While a successful iPad program was launched at Lawton C. Johnson Summit Middle School in January 2014, and funded by two SEF grants totaling $268,000, Doug Orr, the head of the District's Technology Department, and SHS administrators, thought it best to go
with a device other than the iPad at the high school level.
For starters, Chromebooks lend themselves well to a wide range of uses that complement the High School curriculum, from data collection for science labs to collaboration on documents through apps like Google Classroom. Also,
the Chromebook at $280 per unit costs significantly less than the iPad. In addition, Stacey Grimaldi, assistant principal at SHS, said that by casting the technology net further, Summit students get the opportunity to experience a variety of technology options, better preparing them for what they might experience in the workplace or at higher education institutions.
Though it has only been a few weeks since the first set of Chromebooks was distributed, initial feedback from students, teachers and parents has been very positive. Physics teacher Morman, encouraged by the impromptu Python/ projectile episode described above, said, "The [Chromebook] in this case was a tool for creative learning, which will be [students'] most valuable use in the classroom."
Spanish language teacher Gilda Spiotta is similarly enthusiastic about the possibilities the Chromebook offers to the learning environment. "Using technology more creatively in class opens up the walls of the classroom and the minds of all of us." She added, "So many new programs have put educators and students on a level playing field: we are all on a steep learning curve and that tickles the mind and energizes!"
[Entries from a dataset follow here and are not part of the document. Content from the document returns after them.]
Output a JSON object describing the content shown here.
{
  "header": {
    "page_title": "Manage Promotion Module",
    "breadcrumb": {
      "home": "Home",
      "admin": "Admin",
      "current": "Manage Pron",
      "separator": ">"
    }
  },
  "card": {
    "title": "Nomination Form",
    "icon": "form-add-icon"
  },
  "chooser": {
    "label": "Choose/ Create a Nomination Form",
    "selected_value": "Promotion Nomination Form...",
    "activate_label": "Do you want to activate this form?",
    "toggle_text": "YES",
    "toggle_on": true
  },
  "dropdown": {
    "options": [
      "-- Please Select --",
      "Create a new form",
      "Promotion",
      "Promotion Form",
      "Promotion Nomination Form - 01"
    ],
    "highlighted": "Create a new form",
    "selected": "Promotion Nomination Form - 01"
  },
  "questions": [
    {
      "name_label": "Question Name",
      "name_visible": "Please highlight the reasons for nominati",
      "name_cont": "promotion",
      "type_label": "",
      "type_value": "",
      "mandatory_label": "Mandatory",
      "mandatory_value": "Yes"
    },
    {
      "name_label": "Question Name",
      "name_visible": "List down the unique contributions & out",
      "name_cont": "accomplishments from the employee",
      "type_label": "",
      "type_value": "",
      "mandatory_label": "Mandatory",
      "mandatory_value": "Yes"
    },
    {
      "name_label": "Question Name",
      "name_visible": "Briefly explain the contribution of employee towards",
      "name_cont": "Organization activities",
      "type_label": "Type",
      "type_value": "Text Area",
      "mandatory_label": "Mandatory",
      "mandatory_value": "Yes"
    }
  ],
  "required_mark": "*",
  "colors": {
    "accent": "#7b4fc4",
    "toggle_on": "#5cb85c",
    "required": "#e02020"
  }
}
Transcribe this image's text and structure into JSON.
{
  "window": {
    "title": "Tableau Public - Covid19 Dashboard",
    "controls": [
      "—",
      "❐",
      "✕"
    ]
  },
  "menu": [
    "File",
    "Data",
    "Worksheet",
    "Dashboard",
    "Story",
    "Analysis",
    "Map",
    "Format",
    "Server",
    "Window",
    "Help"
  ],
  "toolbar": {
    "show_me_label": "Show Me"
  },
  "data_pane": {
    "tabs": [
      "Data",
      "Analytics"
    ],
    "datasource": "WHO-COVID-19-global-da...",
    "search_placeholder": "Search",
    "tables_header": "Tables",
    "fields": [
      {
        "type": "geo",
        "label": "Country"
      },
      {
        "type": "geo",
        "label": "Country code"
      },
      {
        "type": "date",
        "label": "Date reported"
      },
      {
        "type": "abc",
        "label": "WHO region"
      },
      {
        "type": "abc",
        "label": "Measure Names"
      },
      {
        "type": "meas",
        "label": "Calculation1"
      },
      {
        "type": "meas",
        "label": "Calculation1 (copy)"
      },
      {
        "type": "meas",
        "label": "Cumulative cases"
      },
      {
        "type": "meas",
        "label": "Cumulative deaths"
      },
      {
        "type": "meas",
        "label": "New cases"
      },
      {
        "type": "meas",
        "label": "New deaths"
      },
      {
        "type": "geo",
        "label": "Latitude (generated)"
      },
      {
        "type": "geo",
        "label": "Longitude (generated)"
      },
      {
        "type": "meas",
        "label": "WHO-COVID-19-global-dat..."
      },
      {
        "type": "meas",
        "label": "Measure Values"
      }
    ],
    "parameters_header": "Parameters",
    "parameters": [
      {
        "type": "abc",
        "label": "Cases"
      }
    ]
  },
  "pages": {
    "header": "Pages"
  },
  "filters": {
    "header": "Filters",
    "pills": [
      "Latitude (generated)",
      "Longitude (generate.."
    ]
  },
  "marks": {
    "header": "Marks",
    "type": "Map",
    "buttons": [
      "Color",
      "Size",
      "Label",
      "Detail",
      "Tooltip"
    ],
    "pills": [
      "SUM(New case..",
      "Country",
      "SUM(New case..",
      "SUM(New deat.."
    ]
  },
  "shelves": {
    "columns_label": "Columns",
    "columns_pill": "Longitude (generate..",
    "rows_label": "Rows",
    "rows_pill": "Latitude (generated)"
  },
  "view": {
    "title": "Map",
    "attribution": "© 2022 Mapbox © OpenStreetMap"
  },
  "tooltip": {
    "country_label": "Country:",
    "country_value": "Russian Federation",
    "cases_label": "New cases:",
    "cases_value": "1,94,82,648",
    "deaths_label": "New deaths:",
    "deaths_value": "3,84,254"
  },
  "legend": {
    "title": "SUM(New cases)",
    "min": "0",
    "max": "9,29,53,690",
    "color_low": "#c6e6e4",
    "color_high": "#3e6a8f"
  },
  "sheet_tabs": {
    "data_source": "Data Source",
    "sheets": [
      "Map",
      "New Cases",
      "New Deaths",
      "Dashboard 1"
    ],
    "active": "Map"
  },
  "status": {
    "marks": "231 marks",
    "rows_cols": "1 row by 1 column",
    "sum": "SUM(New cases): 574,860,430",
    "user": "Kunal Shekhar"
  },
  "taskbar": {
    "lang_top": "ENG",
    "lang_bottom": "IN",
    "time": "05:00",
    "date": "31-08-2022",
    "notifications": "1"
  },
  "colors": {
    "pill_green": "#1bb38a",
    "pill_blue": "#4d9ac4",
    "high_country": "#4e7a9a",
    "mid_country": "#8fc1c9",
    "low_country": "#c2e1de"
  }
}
Many parents reported that the Chromebooks alleviated the gridlock surrounding home computers when multiple students need to get homework done. There has also been much positive buzz that if a home printer isn't working (as is often the case when a big project needs printing) and an assignment cannot be printed, the teacher can log in and see that the work was indeed done in a timely fashion. In these early days of the Chromebook, perhaps the highest praise from parents thus far has been the lack of need for them to be involved with setting up the unit. Parent Jen Isralowitz had this to say about her freshman son's experience, "[He] received the Chromebook and I never heard another word about it. He just incorporated its use into his daily school activities without much fanfare. In our house, if there is no complaint about something school related, it is a big win."
If all continues according to the District's plan, current juniors will receive Chromebooks in fall of 2016, at the beginning of their senior year, as will the current 8th
graders who will then comprise the new freshman class. With the first leg of the Chromebook launch complete, Doug Orr, the District Tech head, expressed his gratitude to SEF. "One thing that I would say to the SEF donors and parents in the district is that their efforts make a tremendous difference for our students. So many times, as we have distributed the devices, both parents and their students have expressed overwhelming gratitude for this opportunity. I, myself, cannot thank the SEF enough for their support of this and numerous other programs."
-Article by Nicolette Chin